Identification & Distribution
Adult apterae of Staegeriella necopinata are yellowish-green or greyish-green aphids (see two pictures below), powdered ventrally with grey wax. The grey siphunculi are short and truncate, have a small but distinct apical flange, and are distinctly constricted below that flange. The siphunculi are 0.5-0.8 times as long as the grey finger-shaped cauda. The body length of adult Staegeriella necopinata apterae is 1.3-2.2 mm.
Immature Staegeriella necopinata are greenish with more or less extensive wax powdering especially intersegmentally. The alate has similar short truncate siphunculi, rather pale marginal sclerite and no abdominal patch.
Staegeriella necopinata does not host alternate, but remains all year round on bedstraws, mainly yellow bedstraw (Galium verum). It feeds on the stem, growing shoot and flower. Oviparae and alate males occur in autumn, with overwintering in the egg stage. Staegeriella necopinata is found in throughout Europe, although it is rare in Britain.
Biology & Ecology
Staegeriella necopinata - the bedstraw shoot aphid - is one of several aphid species largely restricted to bedstraws. It appears to be rather rare in the British Isles with few recent records of its occurrence. Wood-Baker & Hopkins (2000) found the species in County Kerry, Ireland in 1997, and described the oviparae for the first time. Baker (2009) observed this species feeding in large numbers on the flowering heads of several Galium verum plants growing in unimproved grassland at Porthkerry Park, Barry, in Wales. We found it for the first time in 2018, in Malling Down Nature Reserve in East Sussex.
The main host of Staegeriella necopinata is lady's bedstraw (Galium verum, see picture above). Other aphid species specific to bedstraws include Aphis galiiscabri and Linosiphon galiophagum (both mainly on hedge bedstraw, Galium mollugo), Hydaphias mosana (found at the stem base of lady's bedstraw) and Hydaphias hofmanni (found on the roots of either bedstraw species).
Staegeriella necopinata is found up the stem and on the flowers of lady's bedstraw, but it especially favours the growing point (see picture above).
The immatures (see first picture above) are distinctive, with blue-grey wax intersegmentally. The adult (see second picture above) has no wax on the dorsum.
As the plant grows the colony extends from the growing point down the stem (see picture above).

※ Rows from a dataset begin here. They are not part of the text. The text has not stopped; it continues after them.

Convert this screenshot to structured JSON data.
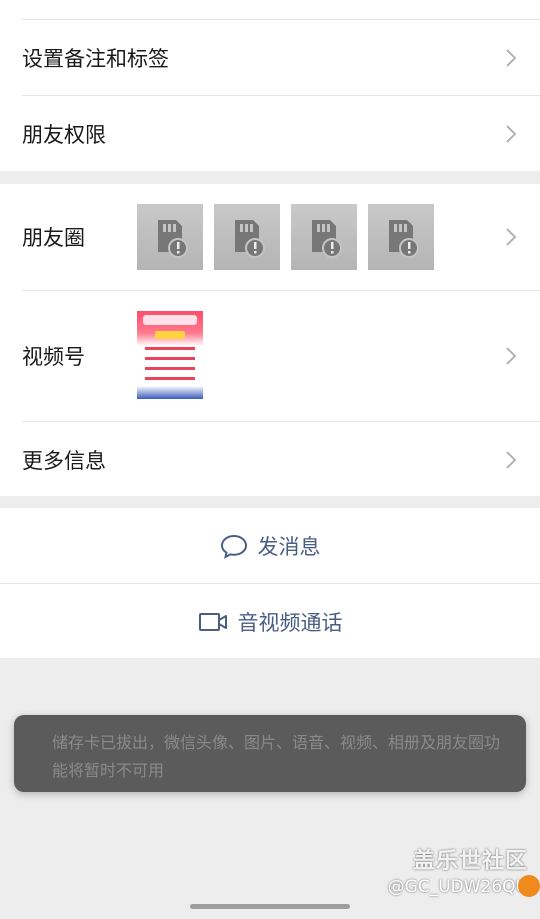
{
  "group1": {
    "items": [
      {
        "label": "设置备注和标签"
      },
      {
        "label": "朋友权限"
      }
    ]
  },
  "group2": {
    "moments_label": "朋友圈",
    "channels_label": "视频号",
    "more_label": "更多信息",
    "moments_thumbnail_icon": "sd-card-alert-icon"
  },
  "actions": {
    "message_label": "发消息",
    "message_icon": "chat-bubble-icon",
    "call_label": "音视频通话",
    "call_icon": "video-camera-icon"
  },
  "toast": {
    "text": "储存卡已拔出，微信头像、图片、语音、视频、相册及朋友圈功能将暂时不可用"
  },
  "watermark": {
    "line1": "盖乐世社区",
    "line2": "@GC_UDW26QU"
  },
  "colors": {
    "accent_link": "#4a5d85",
    "background": "#ededed",
    "toast_bg": "#5b5b5b"
  }
}
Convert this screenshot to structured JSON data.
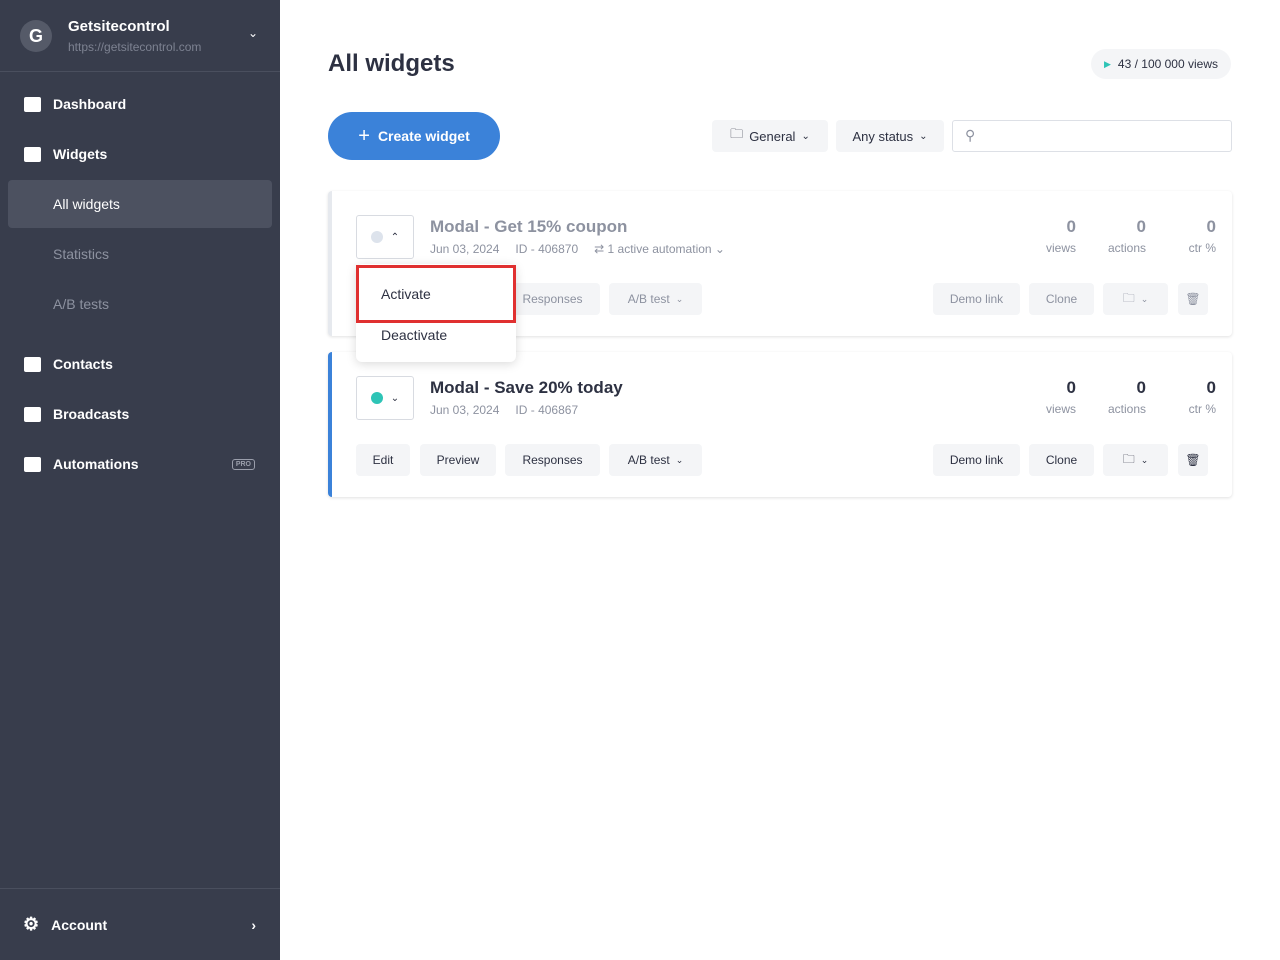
{
  "brand": {
    "name": "Getsitecontrol",
    "url": "https://getsitecontrol.com"
  },
  "sidebar": {
    "items": [
      {
        "label": "Dashboard"
      },
      {
        "label": "Widgets"
      },
      {
        "label": "Contacts"
      },
      {
        "label": "Broadcasts"
      },
      {
        "label": "Automations",
        "badge": "PRO"
      }
    ],
    "subitems": [
      {
        "label": "All widgets"
      },
      {
        "label": "Statistics"
      },
      {
        "label": "A/B tests"
      }
    ],
    "account": "Account"
  },
  "header": {
    "title": "All widgets",
    "views": "43 / 100 000 views"
  },
  "toolbar": {
    "create": "Create widget",
    "folder": "General",
    "status": "Any status",
    "search_placeholder": ""
  },
  "widgets": [
    {
      "name": "Modal - Get 15% coupon",
      "date": "Jun 03, 2024",
      "id": "ID - 406870",
      "automation": "1 active automation",
      "views": "0",
      "actions": "0",
      "ctr": "0",
      "status_color": "#dde3ec"
    },
    {
      "name": "Modal - Save 20% today",
      "date": "Jun 03, 2024",
      "id": "ID - 406867",
      "views": "0",
      "actions": "0",
      "ctr": "0",
      "status_color": "#2ec4b6"
    }
  ],
  "labels": {
    "views": "views",
    "actions": "actions",
    "ctr": "ctr %",
    "edit": "Edit",
    "preview": "Preview",
    "responses": "Responses",
    "ab": "A/B test",
    "demo": "Demo link",
    "clone": "Clone"
  },
  "menu": {
    "activate": "Activate",
    "deactivate": "Deactivate"
  }
}
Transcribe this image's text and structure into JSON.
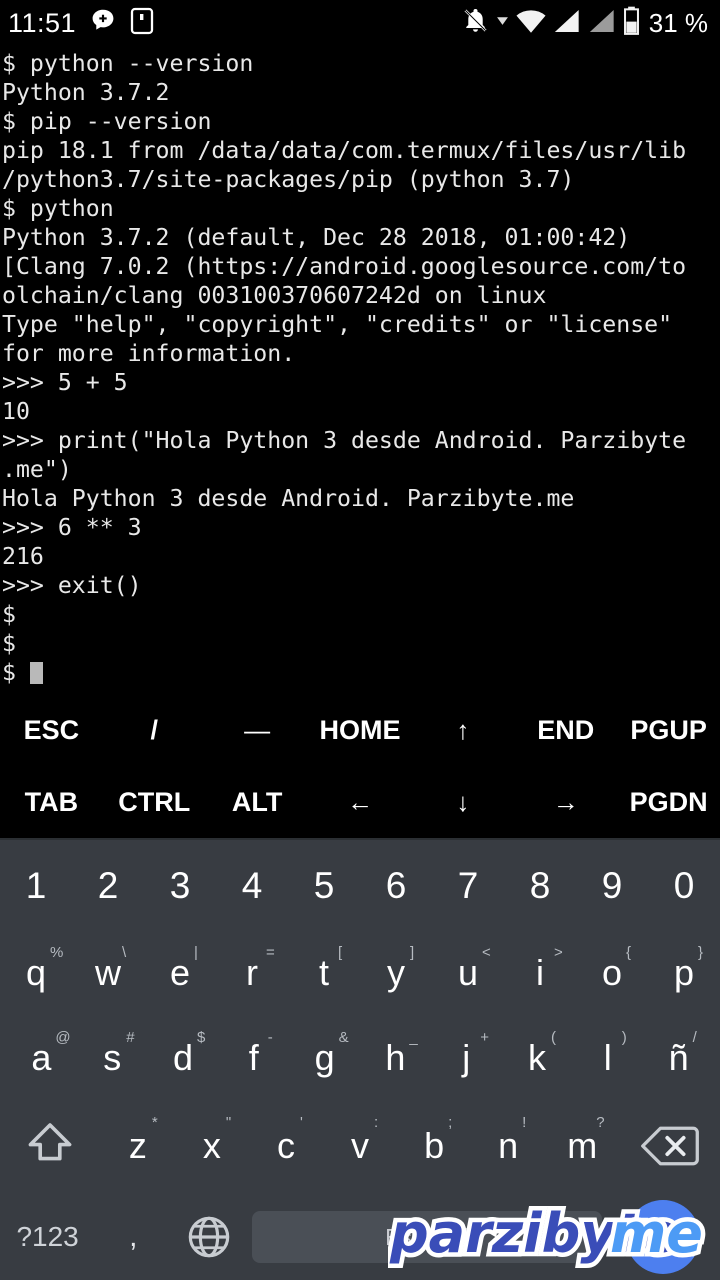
{
  "status_bar": {
    "time": "11:51",
    "battery_text": "31 %",
    "left_icons": [
      "message-plus-icon",
      "app-window-icon"
    ],
    "right_icons": [
      "notifications-off-icon",
      "dropdown-caret-icon",
      "wifi-icon",
      "signal-sim1-icon",
      "signal-sim2-icon",
      "battery-icon"
    ],
    "colors": {
      "background": "#000000",
      "foreground": "#ffffff"
    }
  },
  "terminal": {
    "app": "Termux",
    "colors": {
      "background": "#000000",
      "foreground": "#e8e8e8",
      "cursor": "#b9b9b9"
    },
    "lines": [
      "$ python --version",
      "Python 3.7.2",
      "$ pip --version",
      "pip 18.1 from /data/data/com.termux/files/usr/lib",
      "/python3.7/site-packages/pip (python 3.7)",
      "$ python",
      "Python 3.7.2 (default, Dec 28 2018, 01:00:42)",
      "[Clang 7.0.2 (https://android.googlesource.com/to",
      "olchain/clang 003100370607242d on linux",
      "Type \"help\", \"copyright\", \"credits\" or \"license\"",
      "for more information.",
      ">>> 5 + 5",
      "10",
      ">>> print(\"Hola Python 3 desde Android. Parzibyte",
      ".me\")",
      "Hola Python 3 desde Android. Parzibyte.me",
      ">>> 6 ** 3",
      "216",
      ">>> exit()",
      "$",
      "$"
    ],
    "prompt_last": "$"
  },
  "extra_keys": {
    "row1": [
      "ESC",
      "/",
      "—",
      "HOME",
      "↑",
      "END",
      "PGUP"
    ],
    "row2": [
      "TAB",
      "CTRL",
      "ALT",
      "←",
      "↓",
      "→",
      "PGDN"
    ]
  },
  "keyboard": {
    "language_label": "Español",
    "symbols_key": "?123",
    "comma_key": ",",
    "background_color": "#383c42",
    "enter_color": "#4d7fef",
    "number_row": [
      "1",
      "2",
      "3",
      "4",
      "5",
      "6",
      "7",
      "8",
      "9",
      "0"
    ],
    "row_q": [
      {
        "key": "q",
        "hint": "%"
      },
      {
        "key": "w",
        "hint": "\\"
      },
      {
        "key": "e",
        "hint": "|"
      },
      {
        "key": "r",
        "hint": "="
      },
      {
        "key": "t",
        "hint": "["
      },
      {
        "key": "y",
        "hint": "]"
      },
      {
        "key": "u",
        "hint": "<"
      },
      {
        "key": "i",
        "hint": ">"
      },
      {
        "key": "o",
        "hint": "{"
      },
      {
        "key": "p",
        "hint": "}"
      }
    ],
    "row_a": [
      {
        "key": "a",
        "hint": "@"
      },
      {
        "key": "s",
        "hint": "#"
      },
      {
        "key": "d",
        "hint": "$"
      },
      {
        "key": "f",
        "hint": "-"
      },
      {
        "key": "g",
        "hint": "&"
      },
      {
        "key": "h",
        "hint": "_"
      },
      {
        "key": "j",
        "hint": "+"
      },
      {
        "key": "k",
        "hint": "("
      },
      {
        "key": "l",
        "hint": ")"
      },
      {
        "key": "ñ",
        "hint": "/"
      }
    ],
    "row_z": [
      {
        "key": "z",
        "hint": "*"
      },
      {
        "key": "x",
        "hint": "\""
      },
      {
        "key": "c",
        "hint": "'"
      },
      {
        "key": "v",
        "hint": ":"
      },
      {
        "key": "b",
        "hint": ";"
      },
      {
        "key": "n",
        "hint": "!"
      },
      {
        "key": "m",
        "hint": "?"
      }
    ],
    "shift_icon": "shift-arrow-icon",
    "backspace_icon": "backspace-icon",
    "globe_icon": "globe-language-icon",
    "enter_icon": "enter-return-icon"
  },
  "watermark": {
    "text_main": "parzibyte",
    "text_dot": ".",
    "text_tld": "me",
    "color_main": "#3a4db8",
    "color_tld": "#4d9bf5"
  }
}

Sexual forms develop in autumn - the picture above shows the alate male Staegeriella.
Staegeriella necopinata is not generally considered to be ant-attended, and none of the colonies we have found has been attended. However, Ozdemir et al. (2008) has recorded ant attendance of Staegeriella necopinata on Galium verum by the ants Plagiolepis pallescens and Plagiolepis vindobonensis in Ankara Province, Turkey.
Staegeriella necopinata can be found in close association with Myzus cerasi, a host alternating aphid species which uses Galium as its secondary host. The picture below shows an immature Myzus cerasi feeding beside an immature future alate male Staegeriella necopinata on the growing shoot of lady's bedstraw.
When this photo was taken (late September) the Myzus cerasi were producing alates (see fourth instar alatiform nymph below) which would migrate back to their primary host, cherry (Prunus cerasus).
We found no predators or parasitoids attacking the colonies we found on lady's bedstraw in East Sussex. Baker & Broad (2013) reported finding brown mummies of Staegeriella necopinata in Porthkerry Park, Barry in Wales. The parasitoid, Binodoxys brevicornis, proved to be a new species to Britain.
Other aphids on same host:
Staegeriella necopinata has been recorded on 9 Galium species: Galium aparine, Galium boreale, Galium ceratopodum, Galium glaucum, Galium intermedium, Galium lucidum, Galium mollugo, Galium rubrum and Galium verum.